What this task involves — Go through the entries below and copy every line that holds the word "LƯỢT".

☆ ☆ ☆ ☆ ☆ ☆ ☆

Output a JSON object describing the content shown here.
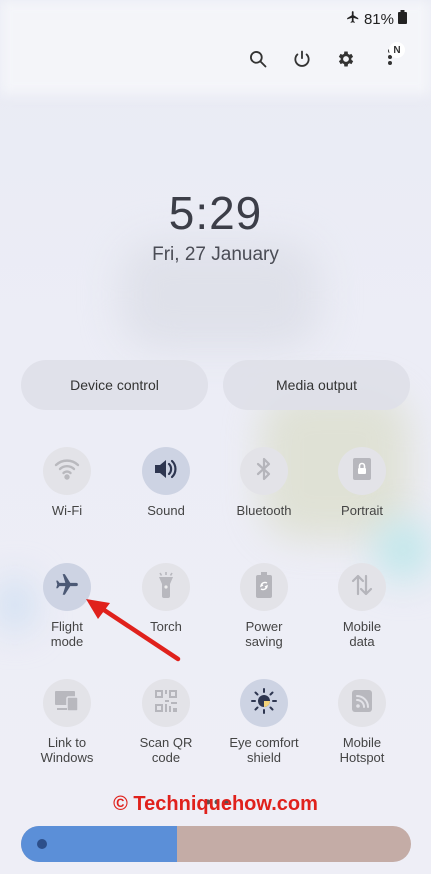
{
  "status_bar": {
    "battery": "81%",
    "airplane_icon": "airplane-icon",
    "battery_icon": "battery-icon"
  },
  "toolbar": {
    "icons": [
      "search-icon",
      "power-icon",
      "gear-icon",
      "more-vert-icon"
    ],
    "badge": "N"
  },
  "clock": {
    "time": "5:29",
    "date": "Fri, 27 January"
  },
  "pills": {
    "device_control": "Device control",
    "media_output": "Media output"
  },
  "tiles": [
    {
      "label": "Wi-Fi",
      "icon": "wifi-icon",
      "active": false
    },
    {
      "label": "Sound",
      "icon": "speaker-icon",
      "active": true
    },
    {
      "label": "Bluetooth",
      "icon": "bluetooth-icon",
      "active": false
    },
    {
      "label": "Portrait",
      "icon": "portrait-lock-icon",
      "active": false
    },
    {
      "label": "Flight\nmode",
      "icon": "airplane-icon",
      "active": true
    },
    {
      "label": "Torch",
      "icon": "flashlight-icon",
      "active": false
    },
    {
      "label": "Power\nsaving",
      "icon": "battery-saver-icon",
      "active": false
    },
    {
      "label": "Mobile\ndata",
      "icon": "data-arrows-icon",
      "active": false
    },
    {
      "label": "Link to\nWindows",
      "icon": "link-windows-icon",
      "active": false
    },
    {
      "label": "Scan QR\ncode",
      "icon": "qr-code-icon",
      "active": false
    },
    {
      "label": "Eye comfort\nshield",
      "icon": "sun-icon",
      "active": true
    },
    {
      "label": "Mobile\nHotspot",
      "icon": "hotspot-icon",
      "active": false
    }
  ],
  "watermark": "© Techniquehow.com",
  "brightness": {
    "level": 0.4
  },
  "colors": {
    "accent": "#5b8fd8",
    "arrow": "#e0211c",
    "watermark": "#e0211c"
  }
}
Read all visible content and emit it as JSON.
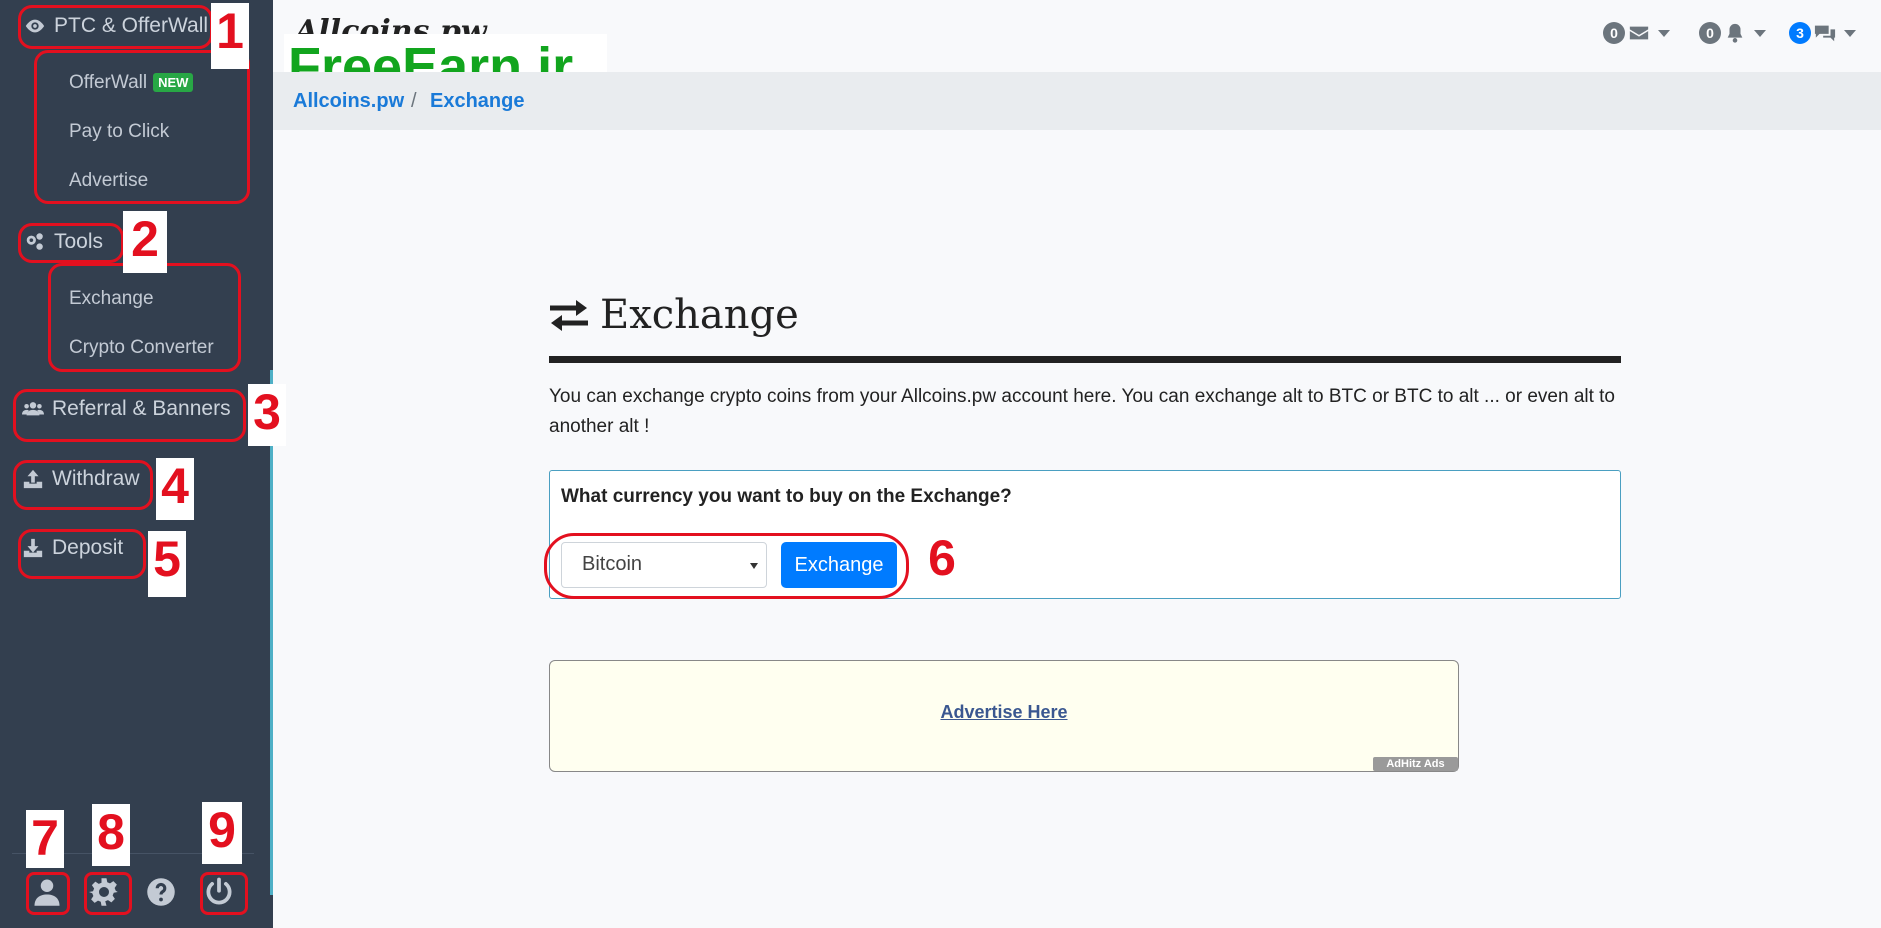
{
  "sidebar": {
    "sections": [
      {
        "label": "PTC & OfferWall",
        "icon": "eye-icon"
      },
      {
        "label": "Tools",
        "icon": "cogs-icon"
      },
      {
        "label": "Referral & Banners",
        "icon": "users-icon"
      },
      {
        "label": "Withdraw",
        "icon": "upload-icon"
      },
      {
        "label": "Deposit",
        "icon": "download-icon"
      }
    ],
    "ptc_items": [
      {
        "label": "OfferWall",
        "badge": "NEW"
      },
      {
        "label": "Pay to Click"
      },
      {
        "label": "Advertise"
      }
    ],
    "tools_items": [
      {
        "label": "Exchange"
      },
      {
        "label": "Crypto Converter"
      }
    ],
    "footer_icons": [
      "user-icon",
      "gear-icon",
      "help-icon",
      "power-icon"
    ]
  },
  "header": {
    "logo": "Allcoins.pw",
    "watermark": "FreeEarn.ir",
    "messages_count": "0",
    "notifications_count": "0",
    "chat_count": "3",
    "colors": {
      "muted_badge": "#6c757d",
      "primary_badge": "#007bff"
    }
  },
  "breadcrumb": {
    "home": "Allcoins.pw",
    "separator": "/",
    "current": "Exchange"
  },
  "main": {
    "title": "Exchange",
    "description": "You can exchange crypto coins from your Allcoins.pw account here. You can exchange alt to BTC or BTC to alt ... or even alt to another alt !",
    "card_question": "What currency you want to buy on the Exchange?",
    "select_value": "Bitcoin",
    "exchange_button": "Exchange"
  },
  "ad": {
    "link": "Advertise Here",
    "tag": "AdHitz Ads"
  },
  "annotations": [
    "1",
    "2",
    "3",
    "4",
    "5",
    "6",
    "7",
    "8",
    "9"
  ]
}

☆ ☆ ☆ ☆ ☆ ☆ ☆

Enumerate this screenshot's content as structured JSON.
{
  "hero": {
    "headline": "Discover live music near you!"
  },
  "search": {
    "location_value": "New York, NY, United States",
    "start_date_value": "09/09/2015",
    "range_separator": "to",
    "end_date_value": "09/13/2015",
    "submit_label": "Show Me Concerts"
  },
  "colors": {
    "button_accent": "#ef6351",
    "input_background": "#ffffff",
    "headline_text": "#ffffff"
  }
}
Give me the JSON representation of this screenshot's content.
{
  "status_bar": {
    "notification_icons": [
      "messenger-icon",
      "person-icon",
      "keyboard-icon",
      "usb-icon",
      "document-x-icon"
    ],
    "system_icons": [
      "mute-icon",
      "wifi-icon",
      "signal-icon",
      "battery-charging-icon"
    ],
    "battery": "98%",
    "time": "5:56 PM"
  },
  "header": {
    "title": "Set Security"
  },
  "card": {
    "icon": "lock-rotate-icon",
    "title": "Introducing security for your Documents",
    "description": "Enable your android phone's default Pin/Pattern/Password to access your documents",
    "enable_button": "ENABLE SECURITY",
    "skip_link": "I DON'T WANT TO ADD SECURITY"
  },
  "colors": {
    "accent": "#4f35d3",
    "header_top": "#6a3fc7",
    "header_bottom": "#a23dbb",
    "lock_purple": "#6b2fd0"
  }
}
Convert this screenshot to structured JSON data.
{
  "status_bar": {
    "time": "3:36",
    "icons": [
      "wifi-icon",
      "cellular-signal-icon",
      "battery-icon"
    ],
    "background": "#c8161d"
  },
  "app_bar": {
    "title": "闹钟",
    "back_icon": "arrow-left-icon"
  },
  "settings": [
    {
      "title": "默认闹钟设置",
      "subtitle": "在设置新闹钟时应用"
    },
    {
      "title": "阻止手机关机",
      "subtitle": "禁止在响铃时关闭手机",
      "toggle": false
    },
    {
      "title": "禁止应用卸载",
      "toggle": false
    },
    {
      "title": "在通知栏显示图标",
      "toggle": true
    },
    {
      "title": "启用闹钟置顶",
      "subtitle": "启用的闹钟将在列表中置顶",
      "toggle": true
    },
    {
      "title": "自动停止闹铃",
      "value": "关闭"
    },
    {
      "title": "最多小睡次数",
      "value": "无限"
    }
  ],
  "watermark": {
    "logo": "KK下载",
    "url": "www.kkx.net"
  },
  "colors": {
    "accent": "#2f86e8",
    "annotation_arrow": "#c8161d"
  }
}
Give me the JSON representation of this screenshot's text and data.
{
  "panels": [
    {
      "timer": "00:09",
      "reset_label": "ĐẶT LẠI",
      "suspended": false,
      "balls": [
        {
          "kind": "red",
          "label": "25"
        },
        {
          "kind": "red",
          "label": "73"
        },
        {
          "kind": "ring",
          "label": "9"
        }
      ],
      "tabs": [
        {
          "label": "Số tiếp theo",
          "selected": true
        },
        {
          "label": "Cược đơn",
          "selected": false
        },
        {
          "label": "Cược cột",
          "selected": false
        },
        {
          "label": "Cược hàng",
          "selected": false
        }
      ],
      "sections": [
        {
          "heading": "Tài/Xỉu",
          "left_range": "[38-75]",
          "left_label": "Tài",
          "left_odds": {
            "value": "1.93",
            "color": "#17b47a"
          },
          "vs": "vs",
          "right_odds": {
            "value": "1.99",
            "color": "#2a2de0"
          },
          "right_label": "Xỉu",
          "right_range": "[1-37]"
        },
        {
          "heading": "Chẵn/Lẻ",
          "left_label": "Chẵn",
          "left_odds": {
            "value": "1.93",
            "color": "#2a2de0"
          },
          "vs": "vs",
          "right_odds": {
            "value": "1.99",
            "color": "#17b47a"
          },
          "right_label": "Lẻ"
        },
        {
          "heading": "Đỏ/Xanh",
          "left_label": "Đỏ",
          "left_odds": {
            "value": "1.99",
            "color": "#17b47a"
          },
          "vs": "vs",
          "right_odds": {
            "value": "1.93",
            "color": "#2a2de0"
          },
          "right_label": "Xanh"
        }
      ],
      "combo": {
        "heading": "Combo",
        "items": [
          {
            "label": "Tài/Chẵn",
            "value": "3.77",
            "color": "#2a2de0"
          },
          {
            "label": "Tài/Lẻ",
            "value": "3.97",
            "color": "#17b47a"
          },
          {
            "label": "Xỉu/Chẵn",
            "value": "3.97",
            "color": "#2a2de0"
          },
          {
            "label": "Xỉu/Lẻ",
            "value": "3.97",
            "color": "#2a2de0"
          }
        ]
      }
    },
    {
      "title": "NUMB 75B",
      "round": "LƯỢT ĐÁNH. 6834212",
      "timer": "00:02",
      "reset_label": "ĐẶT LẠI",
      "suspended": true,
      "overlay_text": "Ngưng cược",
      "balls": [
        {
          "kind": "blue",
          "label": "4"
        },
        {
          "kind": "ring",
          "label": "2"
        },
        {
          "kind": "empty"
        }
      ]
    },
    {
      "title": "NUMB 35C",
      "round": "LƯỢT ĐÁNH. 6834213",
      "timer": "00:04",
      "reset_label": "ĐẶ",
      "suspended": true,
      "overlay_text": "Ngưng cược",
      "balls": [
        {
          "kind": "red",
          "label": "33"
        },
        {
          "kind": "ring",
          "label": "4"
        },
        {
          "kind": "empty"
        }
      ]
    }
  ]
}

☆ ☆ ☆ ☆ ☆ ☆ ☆

Solved exercise —
      "round": "LƯỢT ĐÁNH. 6834212",
      "round": "LƯỢT ĐÁNH. 6834213",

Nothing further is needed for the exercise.